What is required:
Copy each line below in which the string "chạy" occurs.

(Entries taken from a collection)
==========

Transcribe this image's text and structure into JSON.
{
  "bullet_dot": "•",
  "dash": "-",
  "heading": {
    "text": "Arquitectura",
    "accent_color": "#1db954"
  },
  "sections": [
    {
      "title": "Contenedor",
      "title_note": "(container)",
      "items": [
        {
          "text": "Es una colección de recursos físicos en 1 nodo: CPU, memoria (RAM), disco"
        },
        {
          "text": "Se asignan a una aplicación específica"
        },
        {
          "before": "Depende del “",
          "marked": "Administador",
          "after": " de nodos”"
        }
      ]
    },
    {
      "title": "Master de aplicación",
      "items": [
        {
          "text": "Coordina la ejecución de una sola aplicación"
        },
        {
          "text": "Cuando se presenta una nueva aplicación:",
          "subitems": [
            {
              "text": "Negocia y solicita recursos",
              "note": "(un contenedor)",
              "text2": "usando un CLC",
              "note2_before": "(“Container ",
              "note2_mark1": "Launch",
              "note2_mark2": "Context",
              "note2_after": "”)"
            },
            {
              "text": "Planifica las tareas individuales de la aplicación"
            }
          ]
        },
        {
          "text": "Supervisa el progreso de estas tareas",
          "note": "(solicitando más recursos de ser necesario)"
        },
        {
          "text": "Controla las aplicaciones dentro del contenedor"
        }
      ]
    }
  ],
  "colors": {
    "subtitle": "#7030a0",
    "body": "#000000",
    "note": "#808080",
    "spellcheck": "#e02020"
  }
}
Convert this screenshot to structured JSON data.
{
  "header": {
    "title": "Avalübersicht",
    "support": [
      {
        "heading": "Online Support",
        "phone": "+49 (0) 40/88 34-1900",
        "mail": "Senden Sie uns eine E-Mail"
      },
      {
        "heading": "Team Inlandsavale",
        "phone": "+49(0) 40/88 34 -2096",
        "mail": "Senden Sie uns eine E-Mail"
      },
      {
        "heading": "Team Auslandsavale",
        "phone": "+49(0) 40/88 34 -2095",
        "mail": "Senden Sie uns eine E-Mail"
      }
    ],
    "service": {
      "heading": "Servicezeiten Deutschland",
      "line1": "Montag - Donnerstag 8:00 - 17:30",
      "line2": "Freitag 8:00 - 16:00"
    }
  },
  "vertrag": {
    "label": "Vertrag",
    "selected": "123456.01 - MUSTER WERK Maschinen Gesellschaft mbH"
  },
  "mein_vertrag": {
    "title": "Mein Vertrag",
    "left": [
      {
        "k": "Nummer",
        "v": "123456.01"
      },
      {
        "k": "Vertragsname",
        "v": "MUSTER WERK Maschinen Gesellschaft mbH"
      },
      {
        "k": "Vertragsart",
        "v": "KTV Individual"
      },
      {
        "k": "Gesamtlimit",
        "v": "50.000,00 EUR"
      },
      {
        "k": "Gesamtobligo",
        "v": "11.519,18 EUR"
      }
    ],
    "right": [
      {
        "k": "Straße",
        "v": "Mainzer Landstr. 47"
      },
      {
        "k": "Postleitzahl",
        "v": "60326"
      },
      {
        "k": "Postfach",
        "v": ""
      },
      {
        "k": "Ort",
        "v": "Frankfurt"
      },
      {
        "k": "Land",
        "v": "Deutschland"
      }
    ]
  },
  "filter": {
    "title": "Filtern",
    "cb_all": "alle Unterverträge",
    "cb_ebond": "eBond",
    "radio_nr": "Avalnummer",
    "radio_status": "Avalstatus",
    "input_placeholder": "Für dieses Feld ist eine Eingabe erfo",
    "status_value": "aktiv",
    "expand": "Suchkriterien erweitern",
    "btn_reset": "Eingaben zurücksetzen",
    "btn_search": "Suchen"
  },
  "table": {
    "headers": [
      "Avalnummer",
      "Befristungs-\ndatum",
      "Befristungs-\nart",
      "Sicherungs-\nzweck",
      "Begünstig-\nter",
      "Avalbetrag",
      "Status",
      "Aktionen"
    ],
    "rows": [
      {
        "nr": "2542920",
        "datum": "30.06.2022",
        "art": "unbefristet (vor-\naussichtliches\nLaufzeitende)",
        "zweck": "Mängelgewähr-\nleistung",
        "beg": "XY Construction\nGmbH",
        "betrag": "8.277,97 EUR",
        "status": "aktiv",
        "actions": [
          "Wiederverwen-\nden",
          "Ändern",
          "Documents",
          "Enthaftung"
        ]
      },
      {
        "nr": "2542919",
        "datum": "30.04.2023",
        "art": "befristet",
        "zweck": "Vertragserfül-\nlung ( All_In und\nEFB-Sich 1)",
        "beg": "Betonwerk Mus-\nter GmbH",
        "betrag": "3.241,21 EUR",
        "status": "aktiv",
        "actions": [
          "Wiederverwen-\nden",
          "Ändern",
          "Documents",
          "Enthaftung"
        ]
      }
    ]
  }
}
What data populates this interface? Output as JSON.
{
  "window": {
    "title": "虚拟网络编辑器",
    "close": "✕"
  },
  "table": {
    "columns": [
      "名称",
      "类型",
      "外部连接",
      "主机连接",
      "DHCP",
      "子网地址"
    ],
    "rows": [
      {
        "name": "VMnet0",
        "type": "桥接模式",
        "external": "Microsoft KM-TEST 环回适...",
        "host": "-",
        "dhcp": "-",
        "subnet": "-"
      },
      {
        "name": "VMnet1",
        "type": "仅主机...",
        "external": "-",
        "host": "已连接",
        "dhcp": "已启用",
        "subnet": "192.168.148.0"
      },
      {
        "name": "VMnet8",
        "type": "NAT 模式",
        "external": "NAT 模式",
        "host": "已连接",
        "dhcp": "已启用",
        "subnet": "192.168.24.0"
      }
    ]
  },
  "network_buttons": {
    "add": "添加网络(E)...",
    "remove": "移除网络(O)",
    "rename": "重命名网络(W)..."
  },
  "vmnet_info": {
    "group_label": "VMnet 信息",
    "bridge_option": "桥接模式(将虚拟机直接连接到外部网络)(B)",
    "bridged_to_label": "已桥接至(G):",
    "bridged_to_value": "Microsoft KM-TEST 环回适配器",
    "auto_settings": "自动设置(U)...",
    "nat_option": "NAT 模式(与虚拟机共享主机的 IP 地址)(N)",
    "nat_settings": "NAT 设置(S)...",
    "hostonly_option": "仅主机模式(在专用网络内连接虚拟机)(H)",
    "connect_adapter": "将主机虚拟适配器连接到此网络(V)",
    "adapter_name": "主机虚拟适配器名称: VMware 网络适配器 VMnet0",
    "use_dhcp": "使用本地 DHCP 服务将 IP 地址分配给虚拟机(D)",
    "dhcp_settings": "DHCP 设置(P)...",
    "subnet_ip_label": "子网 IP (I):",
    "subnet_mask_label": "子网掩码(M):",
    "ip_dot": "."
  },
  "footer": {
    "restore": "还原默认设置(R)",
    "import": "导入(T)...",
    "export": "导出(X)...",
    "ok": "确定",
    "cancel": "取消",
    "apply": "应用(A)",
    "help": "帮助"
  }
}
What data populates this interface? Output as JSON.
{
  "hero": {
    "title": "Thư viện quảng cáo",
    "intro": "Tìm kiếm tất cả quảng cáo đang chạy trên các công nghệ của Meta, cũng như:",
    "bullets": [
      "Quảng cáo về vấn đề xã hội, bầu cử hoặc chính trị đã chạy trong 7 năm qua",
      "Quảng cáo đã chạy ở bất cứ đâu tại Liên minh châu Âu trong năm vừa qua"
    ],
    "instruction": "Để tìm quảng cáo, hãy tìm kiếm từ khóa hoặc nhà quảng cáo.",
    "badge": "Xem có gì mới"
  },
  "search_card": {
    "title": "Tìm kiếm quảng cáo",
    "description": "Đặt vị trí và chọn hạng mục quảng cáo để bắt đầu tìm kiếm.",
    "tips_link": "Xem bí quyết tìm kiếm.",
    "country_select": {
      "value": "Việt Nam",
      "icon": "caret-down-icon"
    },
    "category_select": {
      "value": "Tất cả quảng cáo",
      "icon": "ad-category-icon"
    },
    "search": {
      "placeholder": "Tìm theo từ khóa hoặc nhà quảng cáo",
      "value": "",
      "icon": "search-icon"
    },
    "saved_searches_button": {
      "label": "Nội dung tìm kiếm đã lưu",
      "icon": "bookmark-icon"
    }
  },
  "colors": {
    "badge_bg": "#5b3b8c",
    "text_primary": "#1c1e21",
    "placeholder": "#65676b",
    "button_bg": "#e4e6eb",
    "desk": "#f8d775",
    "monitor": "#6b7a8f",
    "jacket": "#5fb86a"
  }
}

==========

Response area:
    "intro": "Tìm kiếm tất cả quảng cáo đang chạy trên các công nghệ của Meta, cũng như:",
      "Quảng cáo về vấn đề xã hội, bầu cử hoặc chính trị đã chạy trong 7 năm qua",
      "Quảng cáo đã chạy ở bất cứ đâu tại Liên minh châu Âu trong năm vừa qua"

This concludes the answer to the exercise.